WHAT TO DO — Going through the entries below, copy out each line that contains "type".

**** INFORMATION SUPPLIED ****

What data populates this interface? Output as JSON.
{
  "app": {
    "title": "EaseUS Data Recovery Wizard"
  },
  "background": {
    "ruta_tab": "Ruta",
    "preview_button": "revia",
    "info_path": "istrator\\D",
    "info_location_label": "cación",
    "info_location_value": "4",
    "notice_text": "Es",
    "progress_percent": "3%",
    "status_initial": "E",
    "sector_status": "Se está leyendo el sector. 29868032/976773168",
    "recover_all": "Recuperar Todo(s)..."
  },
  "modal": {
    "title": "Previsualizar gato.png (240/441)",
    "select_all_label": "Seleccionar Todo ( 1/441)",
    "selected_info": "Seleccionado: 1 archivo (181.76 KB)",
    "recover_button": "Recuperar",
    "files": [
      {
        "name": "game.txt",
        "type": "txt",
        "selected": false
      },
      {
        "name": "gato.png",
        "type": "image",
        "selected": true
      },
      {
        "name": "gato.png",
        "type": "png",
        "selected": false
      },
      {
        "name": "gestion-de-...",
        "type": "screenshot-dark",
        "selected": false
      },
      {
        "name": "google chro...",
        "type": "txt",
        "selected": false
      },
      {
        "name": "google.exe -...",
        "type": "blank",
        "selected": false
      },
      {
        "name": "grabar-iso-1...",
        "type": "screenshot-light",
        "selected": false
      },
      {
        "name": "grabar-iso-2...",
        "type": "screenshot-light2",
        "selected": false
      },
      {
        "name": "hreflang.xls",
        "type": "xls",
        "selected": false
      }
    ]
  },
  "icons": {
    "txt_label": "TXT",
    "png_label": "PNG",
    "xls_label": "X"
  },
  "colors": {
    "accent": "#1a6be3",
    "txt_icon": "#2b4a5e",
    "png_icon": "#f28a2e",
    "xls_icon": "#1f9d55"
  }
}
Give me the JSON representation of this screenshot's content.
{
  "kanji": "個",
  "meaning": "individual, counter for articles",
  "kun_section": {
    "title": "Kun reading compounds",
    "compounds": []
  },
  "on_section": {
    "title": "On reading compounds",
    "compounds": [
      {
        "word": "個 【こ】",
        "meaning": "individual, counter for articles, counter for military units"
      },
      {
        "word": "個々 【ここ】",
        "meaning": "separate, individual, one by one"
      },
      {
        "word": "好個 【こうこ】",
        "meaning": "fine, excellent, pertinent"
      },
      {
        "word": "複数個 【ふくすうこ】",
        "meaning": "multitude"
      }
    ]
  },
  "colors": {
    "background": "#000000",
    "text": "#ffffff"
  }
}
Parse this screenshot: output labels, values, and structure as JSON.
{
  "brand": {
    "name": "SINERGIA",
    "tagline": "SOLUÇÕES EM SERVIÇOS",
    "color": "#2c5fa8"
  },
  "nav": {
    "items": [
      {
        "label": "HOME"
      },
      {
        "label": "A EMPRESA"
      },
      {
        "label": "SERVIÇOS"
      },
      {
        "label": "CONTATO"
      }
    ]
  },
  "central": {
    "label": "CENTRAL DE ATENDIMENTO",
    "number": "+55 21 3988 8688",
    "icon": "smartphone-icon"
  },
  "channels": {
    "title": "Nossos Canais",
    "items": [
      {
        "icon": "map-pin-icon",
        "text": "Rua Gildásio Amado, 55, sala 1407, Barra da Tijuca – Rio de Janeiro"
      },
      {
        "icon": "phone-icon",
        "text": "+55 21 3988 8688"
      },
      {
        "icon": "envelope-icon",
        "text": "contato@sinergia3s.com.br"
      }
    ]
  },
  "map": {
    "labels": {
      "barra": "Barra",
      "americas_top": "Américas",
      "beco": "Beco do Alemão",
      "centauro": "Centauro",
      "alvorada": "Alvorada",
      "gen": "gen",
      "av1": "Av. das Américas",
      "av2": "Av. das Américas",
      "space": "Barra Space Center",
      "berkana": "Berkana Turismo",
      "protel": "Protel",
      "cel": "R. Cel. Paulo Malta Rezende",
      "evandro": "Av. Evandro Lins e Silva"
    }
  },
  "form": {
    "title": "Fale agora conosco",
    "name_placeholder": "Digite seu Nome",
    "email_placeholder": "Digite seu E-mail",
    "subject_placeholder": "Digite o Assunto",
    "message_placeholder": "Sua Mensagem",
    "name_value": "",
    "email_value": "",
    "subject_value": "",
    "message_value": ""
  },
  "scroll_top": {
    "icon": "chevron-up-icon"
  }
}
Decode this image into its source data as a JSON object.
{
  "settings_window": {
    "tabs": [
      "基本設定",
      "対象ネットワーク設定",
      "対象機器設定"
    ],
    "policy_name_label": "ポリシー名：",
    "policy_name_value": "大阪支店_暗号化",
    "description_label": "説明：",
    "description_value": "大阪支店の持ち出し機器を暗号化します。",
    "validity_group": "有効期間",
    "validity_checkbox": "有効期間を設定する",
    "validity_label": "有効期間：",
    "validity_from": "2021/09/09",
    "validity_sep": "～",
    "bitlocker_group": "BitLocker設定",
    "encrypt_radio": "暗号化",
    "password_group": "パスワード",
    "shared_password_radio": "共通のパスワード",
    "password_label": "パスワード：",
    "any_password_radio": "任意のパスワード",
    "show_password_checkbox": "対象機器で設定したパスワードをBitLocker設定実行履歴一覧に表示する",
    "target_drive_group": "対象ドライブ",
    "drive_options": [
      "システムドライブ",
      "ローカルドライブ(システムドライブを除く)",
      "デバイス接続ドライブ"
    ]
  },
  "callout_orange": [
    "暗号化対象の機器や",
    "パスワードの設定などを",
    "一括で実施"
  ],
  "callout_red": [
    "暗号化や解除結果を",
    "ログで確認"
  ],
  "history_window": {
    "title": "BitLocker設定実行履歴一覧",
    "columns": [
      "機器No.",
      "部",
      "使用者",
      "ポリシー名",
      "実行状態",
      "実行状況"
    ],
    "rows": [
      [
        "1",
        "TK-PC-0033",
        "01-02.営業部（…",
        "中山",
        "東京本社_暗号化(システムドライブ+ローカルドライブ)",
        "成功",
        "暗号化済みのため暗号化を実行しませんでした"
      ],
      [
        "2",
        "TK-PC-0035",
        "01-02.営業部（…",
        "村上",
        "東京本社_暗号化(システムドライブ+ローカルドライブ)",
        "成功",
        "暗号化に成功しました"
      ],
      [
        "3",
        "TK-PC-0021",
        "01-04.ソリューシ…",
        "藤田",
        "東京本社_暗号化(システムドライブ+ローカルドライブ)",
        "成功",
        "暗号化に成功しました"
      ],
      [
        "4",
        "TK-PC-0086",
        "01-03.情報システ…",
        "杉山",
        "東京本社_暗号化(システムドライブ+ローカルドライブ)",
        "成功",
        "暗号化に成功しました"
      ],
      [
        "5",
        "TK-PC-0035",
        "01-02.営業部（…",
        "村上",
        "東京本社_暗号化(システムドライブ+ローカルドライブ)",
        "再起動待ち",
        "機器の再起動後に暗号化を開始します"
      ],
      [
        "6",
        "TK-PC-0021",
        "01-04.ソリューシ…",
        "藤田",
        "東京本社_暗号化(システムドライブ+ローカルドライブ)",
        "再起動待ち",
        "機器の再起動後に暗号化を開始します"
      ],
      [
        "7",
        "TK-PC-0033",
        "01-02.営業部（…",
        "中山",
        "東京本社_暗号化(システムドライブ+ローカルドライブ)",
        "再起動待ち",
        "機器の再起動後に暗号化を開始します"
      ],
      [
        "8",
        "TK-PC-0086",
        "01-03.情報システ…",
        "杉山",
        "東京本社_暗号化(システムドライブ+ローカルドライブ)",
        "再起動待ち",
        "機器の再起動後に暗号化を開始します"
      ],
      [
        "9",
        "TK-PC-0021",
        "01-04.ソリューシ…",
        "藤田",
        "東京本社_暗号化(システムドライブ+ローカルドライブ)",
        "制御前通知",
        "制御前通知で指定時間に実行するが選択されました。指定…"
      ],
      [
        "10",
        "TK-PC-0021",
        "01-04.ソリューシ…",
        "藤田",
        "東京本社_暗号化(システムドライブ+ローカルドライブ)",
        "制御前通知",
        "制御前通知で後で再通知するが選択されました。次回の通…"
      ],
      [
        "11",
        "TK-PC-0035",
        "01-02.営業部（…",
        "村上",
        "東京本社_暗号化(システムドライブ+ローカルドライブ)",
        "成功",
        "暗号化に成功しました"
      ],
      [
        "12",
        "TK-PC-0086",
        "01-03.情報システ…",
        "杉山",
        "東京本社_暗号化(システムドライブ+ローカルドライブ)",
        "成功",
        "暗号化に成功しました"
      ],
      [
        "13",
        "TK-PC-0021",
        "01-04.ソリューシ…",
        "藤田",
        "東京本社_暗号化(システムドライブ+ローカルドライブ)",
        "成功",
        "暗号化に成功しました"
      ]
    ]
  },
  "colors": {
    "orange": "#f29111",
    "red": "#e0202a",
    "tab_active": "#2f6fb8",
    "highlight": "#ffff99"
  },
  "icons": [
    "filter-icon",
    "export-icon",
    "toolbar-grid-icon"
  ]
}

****

ANSWER SECTION —
        "type": "txt",
        "type": "image",
        "type": "png",
        "type": "screenshot-dark",
        "type": "txt",
        "type": "blank",
        "type": "screenshot-light",
        "type": "screenshot-light2",
        "type": "xls",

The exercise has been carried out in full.